Dividends are like Rodney Dangerfield – they get no respect.  One reason is because stock investors are mainly interested in capital appreciation, not income, so they tend to overlook dividend yields.  Another reason is that dividend yields have historically been lower than bond yields, so they’re relatively less attractive to traditional fixed-income investors.  In reality, though, equity income can be a very important source of portfolio return, if the investment strategy is sound.

We believe there are three parts to a sound dividend investment strategy: a growing business, strong free cash flow support, and a culture of dividend growth.

Certain stocks offer high dividend yields, but if their businesses aren’t growing, their dividends aren’t likely to grow either.  Domestic electric utility companies offer one obvious example: the demand growth for electricity may only reach 1% to 2% per year.  We look for companies with mid-high single digit revenue growth rates, because these businesses can support dividend increases in future years.

Income-oriented investors are commonly attracted to high yields, though often times high yields are a fleeting feature.  A very high yield may indicate that the company is stretching cash flow in order to pay the dividend and may have to reduce it in the future.  One measure we use to determine whether a dividend is sustainable is the payout ratio: the percent of a company’s free cash flow (operating cash flow, less capital expenditures) consumed by the dividend.  If a stock offers a high yield, the company might be supporting it by paying out all of (or more than all, for a time) the cash it has generated during the year.  Companies simply cannot continue that pattern of spending beyond their means indefinitely.  For equity income stocks, we generally look for dividends to consume less than 70% of free cash flow.  This allows the company to retain some cash to invest in future growth opportunities.

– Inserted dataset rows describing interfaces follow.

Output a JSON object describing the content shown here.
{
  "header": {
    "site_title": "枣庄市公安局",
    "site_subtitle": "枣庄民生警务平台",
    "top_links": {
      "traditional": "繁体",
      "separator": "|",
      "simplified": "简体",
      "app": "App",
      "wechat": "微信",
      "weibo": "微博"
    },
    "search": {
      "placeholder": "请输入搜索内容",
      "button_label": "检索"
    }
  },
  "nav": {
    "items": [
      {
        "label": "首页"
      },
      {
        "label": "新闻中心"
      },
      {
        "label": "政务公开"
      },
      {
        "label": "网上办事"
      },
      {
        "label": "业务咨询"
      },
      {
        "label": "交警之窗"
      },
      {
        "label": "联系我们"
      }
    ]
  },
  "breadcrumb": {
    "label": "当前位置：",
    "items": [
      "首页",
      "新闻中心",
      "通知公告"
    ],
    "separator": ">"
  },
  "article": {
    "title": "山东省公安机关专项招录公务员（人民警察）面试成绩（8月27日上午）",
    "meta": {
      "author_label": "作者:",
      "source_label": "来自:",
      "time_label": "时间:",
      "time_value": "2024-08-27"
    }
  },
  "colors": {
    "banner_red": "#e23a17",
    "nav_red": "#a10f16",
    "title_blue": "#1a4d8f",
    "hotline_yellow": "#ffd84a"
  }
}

With taxes on dividends rising, we recently saw numerous companies declare special dividends as a use of excess of cash on the balance sheet.  We’re not against special dividends, but we believe firmly that a management culture which is focused on balancing a significant regular dividend with investing in higher quality projects is better than one which pays out a big dividend only when idle cash is available.

How has this strategy worked?  We recently measured the dividend history of our 10 largest equity income (“dividend plus growth”) holdings against the S&P 500 to see.  Here’s what we found through 12/31/2012:

S & P 500 Peloton Equity Income
Average Yield     2.2%               3.6%
Average Dividend Growth – 5 Years     0.8%              10.0%
Average Dividend Growth – 10 Years     4.9%              11.5%


Far from stretched, we project that our top 10 equity income stocks will payout an average of just 55% of their 2013 free cash flow as dividends, thereby retaining the rest for future growth.  In 2009, when the S&P 500 dividend declined 20%, our largest stocks increased their dividends by an average of 7% – a show of financial stability and strength when markets were in severe turmoil.

There will always be important roles for bonds and cash in portfolios, as well as pure capital appreciation stock investments, and we love when our equity income stocks rise.  But when investors are looking for a growing stream of income – one which maintains their purchasing power over time – we think a sound equity income strategy focused on growing dividends deserves more respect than it typically gets.